Several gentle pulls dotted the landscape during the first 20 or 25 miles of our journey, but these had little effect on the robust engine at my command: a Cummins ISX15, rated at 550 horsepower and 1,850 lbs-ft of torque. This oomph was delivered to the ground through an 18-speed Fuller transmission and 40,000-lb Meritor (3.55) rear drives.
Off the highway
I have a lot of fond memories of the W9 I once owned, but that truck’s rather expansive turning circle isn’t among them. I often found myself in some tiny urban parking lot or alley, thinking about the lyrics of an old country song, “Give me 40 acres to turn this rig around.”
Fortunately, steering doesn’t pose a big problem with the newest model. To be sure, people won’t — and shouldn’t — buy these trucks for local P&D work, but the ICON 900’s 38-degree wheel cut is sufficient for navigating most narrow, congested city streets.
I made this astute observation near the end of my drive test when I unintentionally rolled into the heart of La Conner, a small, quaint and apparently very popular tourist haven near the PACCAR Technical Center. Judging from the number of craned heads on the sidewalks, I guess a lot of these folks hadn’t expected to see such a big vehicle threading through the maze of tight turns, skinny lanes, parked cars, bicyclists and pedestrians. Or perhaps they were just impressed with all of the ICON bling glinting in the late afternoon sunshine. Whatever the case, I was able to escape the cozy downtown without sideswiping anything or even jumping a curb — this despite my trailer tandems being set in the rear-most holes.
So what is the “key demographic” for this classically styled truck? Kenworth managers expect most ICON 900 buyers will be a little older than the general population of truckers. This is the crowd that still fondly recalls the good old days of truckin’. They’ll also be a bit wealthier. The ICON 900 is, according to one Kenworth executive, “a premium version of a premium model.” Prices depend on specs, of course, but many of the ICONs will sell for roughly $170,000 (plus taxes and setup). Finally, the target market will probably skew toward the heavy-haul or open-deck segments of the industry, where vehicular aerodynamics is less important than it is with vans or reefers.
The company reportedly sold 350 ICON 900 trucks in the first five months after the model was launched at the 2015 Mid- America Trucking Show. Kenworth management is expecting the full production to be measured in hundreds, not thousands, of units. The actual total will depend on customer demand. This is, after all, a limited edition product.

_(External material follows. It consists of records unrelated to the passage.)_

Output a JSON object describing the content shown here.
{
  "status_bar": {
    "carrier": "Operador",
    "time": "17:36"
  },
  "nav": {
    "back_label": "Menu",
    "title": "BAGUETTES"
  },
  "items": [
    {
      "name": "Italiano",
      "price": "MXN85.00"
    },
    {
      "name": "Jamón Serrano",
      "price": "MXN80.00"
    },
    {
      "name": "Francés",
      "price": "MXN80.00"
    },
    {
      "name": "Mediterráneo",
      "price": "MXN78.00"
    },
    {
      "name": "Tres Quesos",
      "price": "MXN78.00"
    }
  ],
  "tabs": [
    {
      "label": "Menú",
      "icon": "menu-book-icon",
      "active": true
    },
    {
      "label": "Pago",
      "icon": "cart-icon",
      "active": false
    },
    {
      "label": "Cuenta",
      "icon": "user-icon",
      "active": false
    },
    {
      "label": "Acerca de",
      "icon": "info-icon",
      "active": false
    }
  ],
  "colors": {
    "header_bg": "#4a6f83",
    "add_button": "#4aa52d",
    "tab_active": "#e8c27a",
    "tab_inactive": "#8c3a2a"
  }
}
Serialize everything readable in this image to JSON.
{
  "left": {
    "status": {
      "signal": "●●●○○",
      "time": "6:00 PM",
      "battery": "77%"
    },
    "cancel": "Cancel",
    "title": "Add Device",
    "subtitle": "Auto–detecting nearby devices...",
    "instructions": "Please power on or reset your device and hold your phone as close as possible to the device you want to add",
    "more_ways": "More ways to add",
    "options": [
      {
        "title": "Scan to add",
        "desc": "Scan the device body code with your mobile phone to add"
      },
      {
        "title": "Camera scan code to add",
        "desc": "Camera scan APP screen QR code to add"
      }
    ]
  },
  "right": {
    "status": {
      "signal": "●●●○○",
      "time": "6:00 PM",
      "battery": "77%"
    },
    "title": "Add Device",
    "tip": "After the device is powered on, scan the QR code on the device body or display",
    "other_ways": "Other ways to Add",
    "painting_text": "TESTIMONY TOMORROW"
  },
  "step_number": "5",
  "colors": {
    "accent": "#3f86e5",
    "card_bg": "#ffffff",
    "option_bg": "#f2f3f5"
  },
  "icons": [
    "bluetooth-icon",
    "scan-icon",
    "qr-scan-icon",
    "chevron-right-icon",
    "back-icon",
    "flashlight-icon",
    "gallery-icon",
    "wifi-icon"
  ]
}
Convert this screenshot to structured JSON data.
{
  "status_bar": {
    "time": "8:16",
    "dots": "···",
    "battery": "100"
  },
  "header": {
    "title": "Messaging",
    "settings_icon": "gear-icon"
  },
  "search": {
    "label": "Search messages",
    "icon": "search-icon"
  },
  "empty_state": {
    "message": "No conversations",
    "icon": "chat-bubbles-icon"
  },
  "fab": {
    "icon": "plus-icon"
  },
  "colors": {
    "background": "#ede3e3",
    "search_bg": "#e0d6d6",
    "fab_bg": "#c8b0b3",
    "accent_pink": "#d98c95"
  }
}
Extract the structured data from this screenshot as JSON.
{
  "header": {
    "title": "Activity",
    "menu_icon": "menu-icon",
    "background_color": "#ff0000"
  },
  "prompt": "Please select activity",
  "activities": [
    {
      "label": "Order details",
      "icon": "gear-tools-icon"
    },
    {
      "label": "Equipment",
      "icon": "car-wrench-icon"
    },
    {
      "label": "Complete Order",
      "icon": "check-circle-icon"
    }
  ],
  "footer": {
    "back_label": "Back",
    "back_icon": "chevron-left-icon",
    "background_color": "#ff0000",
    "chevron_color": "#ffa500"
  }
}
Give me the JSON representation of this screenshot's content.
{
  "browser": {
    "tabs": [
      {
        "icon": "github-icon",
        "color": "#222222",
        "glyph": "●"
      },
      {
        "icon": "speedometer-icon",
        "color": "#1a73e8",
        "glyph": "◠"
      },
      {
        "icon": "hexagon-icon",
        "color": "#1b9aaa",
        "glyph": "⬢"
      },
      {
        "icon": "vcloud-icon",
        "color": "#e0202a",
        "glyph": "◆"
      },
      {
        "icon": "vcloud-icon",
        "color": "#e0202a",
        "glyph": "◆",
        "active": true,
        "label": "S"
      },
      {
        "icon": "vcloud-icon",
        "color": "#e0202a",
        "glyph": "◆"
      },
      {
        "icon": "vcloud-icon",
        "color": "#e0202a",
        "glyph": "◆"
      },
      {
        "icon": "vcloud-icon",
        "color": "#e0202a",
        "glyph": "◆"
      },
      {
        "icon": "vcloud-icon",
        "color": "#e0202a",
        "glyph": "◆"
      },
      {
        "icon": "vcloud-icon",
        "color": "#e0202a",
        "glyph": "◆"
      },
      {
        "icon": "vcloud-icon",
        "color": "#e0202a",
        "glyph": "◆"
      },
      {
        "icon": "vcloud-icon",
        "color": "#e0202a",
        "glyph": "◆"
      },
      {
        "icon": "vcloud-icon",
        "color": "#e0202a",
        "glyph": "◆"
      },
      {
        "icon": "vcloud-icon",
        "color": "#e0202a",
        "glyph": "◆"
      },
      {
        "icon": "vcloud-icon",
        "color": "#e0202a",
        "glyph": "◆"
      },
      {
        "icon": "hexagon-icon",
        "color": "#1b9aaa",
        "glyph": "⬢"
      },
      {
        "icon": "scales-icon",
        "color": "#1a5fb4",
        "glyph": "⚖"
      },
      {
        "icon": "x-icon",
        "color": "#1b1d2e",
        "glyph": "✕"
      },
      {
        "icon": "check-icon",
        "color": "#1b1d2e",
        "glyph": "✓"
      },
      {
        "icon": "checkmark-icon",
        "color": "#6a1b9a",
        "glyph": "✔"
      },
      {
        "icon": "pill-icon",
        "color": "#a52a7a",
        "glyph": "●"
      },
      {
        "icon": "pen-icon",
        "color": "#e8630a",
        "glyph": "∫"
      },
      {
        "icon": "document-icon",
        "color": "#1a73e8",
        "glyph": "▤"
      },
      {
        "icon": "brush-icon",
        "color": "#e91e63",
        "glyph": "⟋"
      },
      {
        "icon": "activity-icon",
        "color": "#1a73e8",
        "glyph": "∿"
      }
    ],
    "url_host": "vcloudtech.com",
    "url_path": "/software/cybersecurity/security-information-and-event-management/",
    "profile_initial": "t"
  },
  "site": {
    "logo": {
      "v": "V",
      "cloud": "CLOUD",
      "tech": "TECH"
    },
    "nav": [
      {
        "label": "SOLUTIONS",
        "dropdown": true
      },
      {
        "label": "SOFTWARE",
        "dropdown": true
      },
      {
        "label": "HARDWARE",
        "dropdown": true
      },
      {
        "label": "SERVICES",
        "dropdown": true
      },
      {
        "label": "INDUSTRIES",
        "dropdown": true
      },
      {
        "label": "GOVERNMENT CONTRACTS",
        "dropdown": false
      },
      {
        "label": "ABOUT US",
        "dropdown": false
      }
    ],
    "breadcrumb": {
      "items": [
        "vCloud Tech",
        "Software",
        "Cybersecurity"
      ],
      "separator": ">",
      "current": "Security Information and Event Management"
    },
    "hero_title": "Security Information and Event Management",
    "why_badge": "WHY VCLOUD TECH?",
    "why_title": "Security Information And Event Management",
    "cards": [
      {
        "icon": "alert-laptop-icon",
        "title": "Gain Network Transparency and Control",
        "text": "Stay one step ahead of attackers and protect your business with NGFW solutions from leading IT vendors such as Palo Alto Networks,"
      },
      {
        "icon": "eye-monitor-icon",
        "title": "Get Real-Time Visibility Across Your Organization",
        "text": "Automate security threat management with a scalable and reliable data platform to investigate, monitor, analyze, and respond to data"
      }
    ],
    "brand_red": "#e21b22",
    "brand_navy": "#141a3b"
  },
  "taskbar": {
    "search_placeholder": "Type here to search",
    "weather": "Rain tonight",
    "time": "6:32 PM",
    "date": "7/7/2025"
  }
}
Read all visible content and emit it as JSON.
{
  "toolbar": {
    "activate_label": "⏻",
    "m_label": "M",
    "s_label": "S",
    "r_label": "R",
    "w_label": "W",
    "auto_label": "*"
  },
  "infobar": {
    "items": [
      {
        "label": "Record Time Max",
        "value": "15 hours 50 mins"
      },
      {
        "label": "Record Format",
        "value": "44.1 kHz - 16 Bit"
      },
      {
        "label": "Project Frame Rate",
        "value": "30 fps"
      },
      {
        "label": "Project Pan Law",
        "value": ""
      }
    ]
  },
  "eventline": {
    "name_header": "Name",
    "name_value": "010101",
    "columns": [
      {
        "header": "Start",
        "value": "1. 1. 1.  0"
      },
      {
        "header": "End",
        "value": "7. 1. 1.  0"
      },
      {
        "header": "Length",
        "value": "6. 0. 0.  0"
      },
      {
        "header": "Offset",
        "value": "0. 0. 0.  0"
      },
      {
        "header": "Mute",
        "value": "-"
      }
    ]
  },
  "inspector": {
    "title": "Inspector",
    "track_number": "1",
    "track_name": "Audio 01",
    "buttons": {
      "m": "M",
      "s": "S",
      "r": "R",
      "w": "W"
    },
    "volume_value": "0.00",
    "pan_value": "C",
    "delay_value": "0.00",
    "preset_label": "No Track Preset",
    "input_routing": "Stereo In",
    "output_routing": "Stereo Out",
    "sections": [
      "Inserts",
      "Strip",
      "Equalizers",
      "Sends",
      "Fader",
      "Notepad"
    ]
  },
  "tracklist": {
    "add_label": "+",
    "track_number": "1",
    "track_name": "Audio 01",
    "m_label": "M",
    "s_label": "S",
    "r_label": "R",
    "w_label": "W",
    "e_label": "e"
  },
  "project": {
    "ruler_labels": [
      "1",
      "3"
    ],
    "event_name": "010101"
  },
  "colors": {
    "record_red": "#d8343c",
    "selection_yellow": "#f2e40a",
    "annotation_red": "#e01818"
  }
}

Kenworth has built several limited edition versions of the W900 since the mid 1970s. These were meant to commemorate important anniversaries, for both the company and the United States, or tout the truck’s role in certain movies (the James Bond film, License to Kill, chief among them). It’s likely that the ICON will be the last specially designed W900. Current and forthcoming emissions regulations are making traditionally styled trucks increasingly more difficult to justify, for both OEMs and buyers.
If the ICON 900 does represent the W900’s swan song after more than a half century of manufacturing, it will be a fitting tribute to a proud and storied vehicle that was an industry icon long before it was any other kind of ICON.